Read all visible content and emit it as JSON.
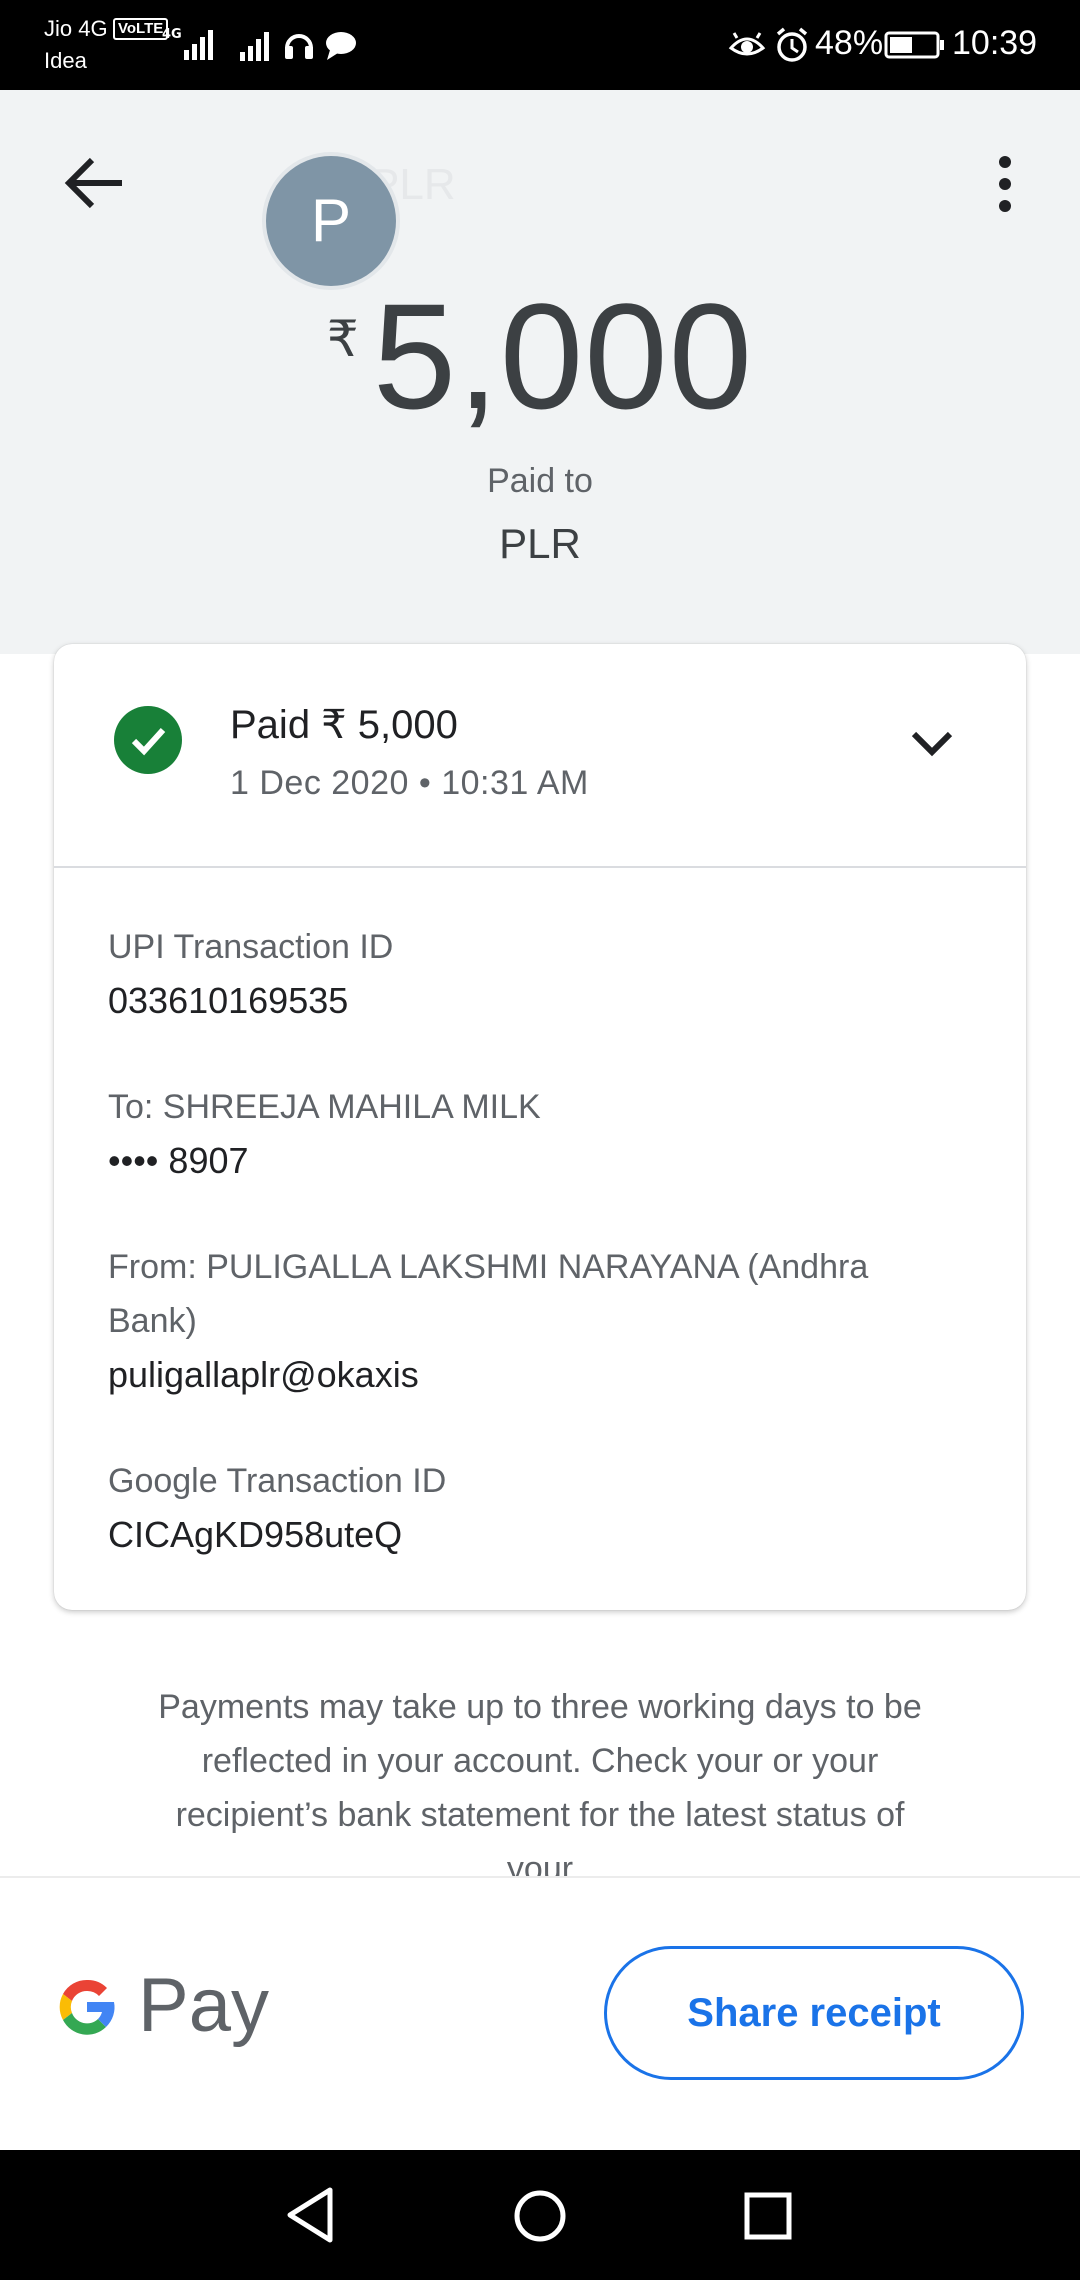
{
  "status_bar": {
    "carrier_1": "Jio 4G",
    "volte": "VoLTE",
    "carrier_2": "Idea",
    "battery": "48%",
    "time": "10:39"
  },
  "header": {
    "avatar_initial": "P",
    "ghost_name": "PLR",
    "currency": "₹",
    "amount": "5,000",
    "paid_to_label": "Paid to",
    "payee_name": "PLR"
  },
  "card": {
    "status_title": "Paid ₹ 5,000",
    "date_time": "1 Dec 2020 • 10:31 AM",
    "upi_label": "UPI Transaction ID",
    "upi_value": "033610169535",
    "to_label": "To: SHREEJA MAHILA MILK",
    "to_value": "•••• 8907",
    "from_label_line1": "From: PULIGALLA LAKSHMI NARAYANA (Andhra",
    "from_label_line2": "Bank)",
    "from_value": "puligallaplr@okaxis",
    "google_label": "Google Transaction ID",
    "google_value": "CICAgKD958uteQ"
  },
  "disclaimer": "Payments may take up to three working days to be reflected in your account. Check your or your recipient’s bank statement for the latest status of your",
  "footer": {
    "logo_text": "Pay",
    "share_button": "Share receipt"
  },
  "colors": {
    "success": "#188038",
    "accent": "#1a73e8",
    "header_bg": "#f1f3f4"
  }
}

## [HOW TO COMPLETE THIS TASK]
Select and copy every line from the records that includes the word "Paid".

## [REPLY]
    "paid_to_label": "Paid to",
    "status_title": "Paid ₹ 5,000",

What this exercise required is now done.